--- Task ---
Count the lines of the data that have the word "true", then report the number without anything else.

Recorded information Start Marker

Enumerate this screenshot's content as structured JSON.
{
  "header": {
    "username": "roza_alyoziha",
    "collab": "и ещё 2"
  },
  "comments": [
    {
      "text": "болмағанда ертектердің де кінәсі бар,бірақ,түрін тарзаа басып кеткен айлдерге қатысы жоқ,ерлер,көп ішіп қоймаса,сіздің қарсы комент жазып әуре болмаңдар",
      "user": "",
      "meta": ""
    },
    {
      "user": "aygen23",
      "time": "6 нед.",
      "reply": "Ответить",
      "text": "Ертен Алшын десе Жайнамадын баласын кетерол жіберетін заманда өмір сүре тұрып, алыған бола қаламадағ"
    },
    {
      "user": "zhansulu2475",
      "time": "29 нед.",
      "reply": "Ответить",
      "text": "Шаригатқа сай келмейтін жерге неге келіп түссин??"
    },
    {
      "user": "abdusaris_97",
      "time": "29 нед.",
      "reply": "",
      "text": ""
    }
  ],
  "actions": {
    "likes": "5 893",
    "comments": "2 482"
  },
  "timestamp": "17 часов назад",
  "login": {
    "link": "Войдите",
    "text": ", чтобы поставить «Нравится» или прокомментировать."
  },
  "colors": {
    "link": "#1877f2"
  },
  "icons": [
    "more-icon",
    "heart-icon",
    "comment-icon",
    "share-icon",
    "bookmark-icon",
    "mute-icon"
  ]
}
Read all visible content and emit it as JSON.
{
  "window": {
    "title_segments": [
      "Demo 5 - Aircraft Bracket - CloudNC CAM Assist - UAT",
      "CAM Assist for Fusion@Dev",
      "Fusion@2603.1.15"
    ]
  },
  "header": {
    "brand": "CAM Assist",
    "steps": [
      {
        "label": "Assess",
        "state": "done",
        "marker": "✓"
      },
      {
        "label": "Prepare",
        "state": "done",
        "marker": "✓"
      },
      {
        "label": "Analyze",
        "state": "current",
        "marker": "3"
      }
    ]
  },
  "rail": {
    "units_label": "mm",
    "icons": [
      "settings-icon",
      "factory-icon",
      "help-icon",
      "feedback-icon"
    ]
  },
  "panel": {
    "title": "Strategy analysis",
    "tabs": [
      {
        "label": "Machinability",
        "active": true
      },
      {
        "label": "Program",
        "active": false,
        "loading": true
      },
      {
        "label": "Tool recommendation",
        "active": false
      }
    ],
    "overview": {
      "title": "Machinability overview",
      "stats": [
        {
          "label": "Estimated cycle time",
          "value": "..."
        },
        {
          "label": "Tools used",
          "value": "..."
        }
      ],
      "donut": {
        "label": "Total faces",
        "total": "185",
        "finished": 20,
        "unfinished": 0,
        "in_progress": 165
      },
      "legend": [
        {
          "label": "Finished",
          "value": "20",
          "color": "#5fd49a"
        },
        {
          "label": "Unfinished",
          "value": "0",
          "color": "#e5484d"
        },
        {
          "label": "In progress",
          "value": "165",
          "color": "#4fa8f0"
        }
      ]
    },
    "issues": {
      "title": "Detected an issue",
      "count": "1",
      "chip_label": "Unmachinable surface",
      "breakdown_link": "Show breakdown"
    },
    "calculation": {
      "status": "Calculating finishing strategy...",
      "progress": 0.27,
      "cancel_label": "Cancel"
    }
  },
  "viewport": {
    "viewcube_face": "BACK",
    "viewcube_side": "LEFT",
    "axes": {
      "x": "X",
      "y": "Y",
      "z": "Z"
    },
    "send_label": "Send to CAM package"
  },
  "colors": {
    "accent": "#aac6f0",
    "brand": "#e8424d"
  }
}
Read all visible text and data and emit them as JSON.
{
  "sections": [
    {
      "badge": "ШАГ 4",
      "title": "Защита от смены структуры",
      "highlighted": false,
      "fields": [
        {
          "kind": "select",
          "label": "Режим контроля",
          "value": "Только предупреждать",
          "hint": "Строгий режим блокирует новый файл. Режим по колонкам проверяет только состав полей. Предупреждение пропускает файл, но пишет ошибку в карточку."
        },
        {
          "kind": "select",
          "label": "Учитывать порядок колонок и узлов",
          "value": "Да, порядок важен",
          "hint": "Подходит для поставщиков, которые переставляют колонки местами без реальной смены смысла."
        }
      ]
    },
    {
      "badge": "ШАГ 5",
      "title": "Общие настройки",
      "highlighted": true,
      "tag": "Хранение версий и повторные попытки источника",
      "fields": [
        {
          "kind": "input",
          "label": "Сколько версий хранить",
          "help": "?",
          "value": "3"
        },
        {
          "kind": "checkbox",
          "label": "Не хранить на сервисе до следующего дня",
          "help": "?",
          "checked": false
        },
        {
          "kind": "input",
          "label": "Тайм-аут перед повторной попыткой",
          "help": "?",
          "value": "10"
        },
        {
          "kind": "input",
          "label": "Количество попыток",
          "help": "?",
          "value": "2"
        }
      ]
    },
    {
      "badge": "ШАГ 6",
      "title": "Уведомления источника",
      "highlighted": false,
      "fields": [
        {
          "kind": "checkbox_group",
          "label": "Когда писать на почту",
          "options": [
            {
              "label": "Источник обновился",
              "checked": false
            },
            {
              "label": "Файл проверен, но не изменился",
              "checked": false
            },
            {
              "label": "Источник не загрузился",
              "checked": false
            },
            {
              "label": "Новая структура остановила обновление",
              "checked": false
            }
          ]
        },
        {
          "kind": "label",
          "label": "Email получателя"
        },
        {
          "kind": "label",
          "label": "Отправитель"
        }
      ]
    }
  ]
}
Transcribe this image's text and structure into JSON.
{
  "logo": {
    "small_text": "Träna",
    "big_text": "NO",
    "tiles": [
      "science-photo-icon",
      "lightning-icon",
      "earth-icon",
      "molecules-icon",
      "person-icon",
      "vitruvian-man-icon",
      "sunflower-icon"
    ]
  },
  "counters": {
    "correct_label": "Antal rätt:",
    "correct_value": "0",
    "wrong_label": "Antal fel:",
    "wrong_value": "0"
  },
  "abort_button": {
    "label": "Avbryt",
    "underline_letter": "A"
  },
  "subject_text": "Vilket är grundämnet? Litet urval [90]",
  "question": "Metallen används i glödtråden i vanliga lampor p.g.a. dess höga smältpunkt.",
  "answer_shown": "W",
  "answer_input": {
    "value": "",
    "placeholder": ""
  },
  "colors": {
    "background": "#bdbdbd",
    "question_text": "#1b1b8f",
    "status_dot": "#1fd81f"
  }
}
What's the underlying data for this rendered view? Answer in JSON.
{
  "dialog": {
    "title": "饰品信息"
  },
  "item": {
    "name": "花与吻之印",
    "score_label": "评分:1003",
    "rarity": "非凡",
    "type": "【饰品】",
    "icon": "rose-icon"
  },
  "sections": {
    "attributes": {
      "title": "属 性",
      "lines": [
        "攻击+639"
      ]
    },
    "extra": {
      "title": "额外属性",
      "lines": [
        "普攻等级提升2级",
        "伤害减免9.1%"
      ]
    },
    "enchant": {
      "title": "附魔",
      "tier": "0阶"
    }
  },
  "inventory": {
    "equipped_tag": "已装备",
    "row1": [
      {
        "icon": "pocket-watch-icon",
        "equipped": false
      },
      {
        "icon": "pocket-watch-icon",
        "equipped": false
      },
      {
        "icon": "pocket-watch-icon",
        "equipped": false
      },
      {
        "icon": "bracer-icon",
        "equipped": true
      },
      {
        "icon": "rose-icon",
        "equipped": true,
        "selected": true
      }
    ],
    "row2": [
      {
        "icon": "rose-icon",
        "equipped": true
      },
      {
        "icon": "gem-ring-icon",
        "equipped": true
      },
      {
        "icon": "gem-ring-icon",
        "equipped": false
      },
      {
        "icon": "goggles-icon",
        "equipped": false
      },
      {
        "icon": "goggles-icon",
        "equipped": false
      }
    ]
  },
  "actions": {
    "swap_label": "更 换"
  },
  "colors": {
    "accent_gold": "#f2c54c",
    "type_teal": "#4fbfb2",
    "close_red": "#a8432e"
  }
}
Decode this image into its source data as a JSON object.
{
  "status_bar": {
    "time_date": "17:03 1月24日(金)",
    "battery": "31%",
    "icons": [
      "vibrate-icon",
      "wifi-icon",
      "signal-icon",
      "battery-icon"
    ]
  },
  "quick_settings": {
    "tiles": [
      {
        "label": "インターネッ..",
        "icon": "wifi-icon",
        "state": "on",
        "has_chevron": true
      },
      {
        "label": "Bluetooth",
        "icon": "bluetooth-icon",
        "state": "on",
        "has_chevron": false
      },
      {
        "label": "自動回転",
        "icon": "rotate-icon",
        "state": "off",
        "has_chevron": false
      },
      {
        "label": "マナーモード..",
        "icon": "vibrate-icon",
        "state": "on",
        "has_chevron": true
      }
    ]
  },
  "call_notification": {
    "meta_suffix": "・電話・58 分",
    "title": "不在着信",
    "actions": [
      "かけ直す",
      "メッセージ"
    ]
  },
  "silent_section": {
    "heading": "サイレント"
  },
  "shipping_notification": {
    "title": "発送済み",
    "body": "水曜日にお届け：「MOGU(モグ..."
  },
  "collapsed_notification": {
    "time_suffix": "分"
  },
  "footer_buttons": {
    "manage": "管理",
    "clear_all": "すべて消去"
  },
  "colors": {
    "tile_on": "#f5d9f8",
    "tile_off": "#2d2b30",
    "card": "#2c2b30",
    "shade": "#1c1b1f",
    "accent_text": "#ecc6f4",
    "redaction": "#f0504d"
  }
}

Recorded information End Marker

--- Your solution ---
10